A silent moment at a pond, a noisy moment in the heart of a city, a moment that caught you unprepared, a moment you spent a long time preparing for, a moment of revelation, a moment of realization, a moment when you realized the universe was not out to get you, a moment when you realized the universe was out to get you, a moment when you were totally unaware of what was going on, a moment of action, a moment of inaction, a moment of regret, a moment of victory, a slow moment, a long moment, a moment you spent in the branches of a tree.

The cruelty of children, the brashness of youth, the wisdom of age, the stupidity of age, a fairy tale you heard as a child, a fairy tale you heard as an adult, the lifestyle of an imaginary creature, the lifestyle of yourself, the subtle ways in which we admit authority into our lives, the subtle ways in which we overcome authority, the subtle ways in which we become a little stronger or a little weaker each day.

A trip on a boat, a trip on a plane, a trip down a vanishing path through a forest, waking up in a darkened room, waking up in a friend’s room and not knowing how you got there, waking up in a friend’s bed and not knowing how you got there, waking up after twenty years of sleep, a sunset, a sunrise, a lingering smile, a heartfelt greeting, a bittersweet goodbye.

Your past lives, your future lives, lies that you’ve told, lies you plan to tell, lies, truths, grim visions, prophecy, wishes, wants, loves, hates, premonitions, warnings, fables, adages, myths, legends, stories, diary entries.

Jumping over a pit, jumping into a pool, jumping into the sky and never coming down.

Anything. Everything.

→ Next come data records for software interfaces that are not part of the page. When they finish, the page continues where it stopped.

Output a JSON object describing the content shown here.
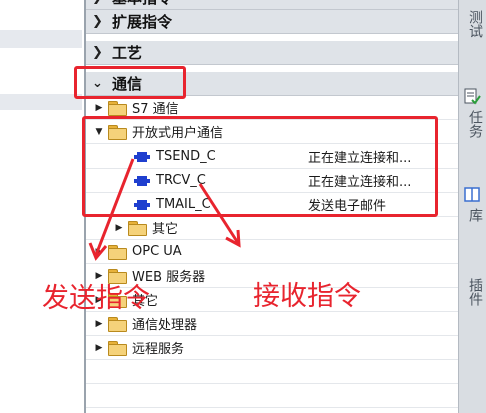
{
  "categories": [
    {
      "label": "基本指令",
      "expanded": false
    },
    {
      "label": "扩展指令",
      "expanded": false
    },
    {
      "label": "工艺",
      "expanded": false
    },
    {
      "label": "通信",
      "expanded": true
    }
  ],
  "tree": {
    "s7": "S7 通信",
    "open_user": "开放式用户通信",
    "instructions": [
      {
        "name": "TSEND_C",
        "desc": "正在建立连接和..."
      },
      {
        "name": "TRCV_C",
        "desc": "正在建立连接和..."
      },
      {
        "name": "TMAIL_C",
        "desc": "发送电子邮件"
      }
    ],
    "other_sub": "其它",
    "opc_ua": "OPC UA",
    "web_server": "WEB 服务器",
    "other": "其它",
    "comm_processor": "通信处理器",
    "remote_service": "远程服务"
  },
  "side_tabs": [
    {
      "label": "测试",
      "icon": "test-icon"
    },
    {
      "label": "任务",
      "icon": "tasks-icon"
    },
    {
      "label": "库",
      "icon": "library-icon"
    },
    {
      "label": "插件",
      "icon": "plugins-icon"
    }
  ],
  "annotations": {
    "send": "发送指令",
    "receive": "接收指令",
    "color": "#e8242e"
  }
}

–Anna Anthropy Rise of the Videogame Zinesters: How Freaks, Normals, Amateurs, Artists, Dreamers, Drop-outs, Queers, Housewives, and People Like You Are Taking Back an Art Form

Posted in Chapel Hill | Tagged , , , | Leave a comment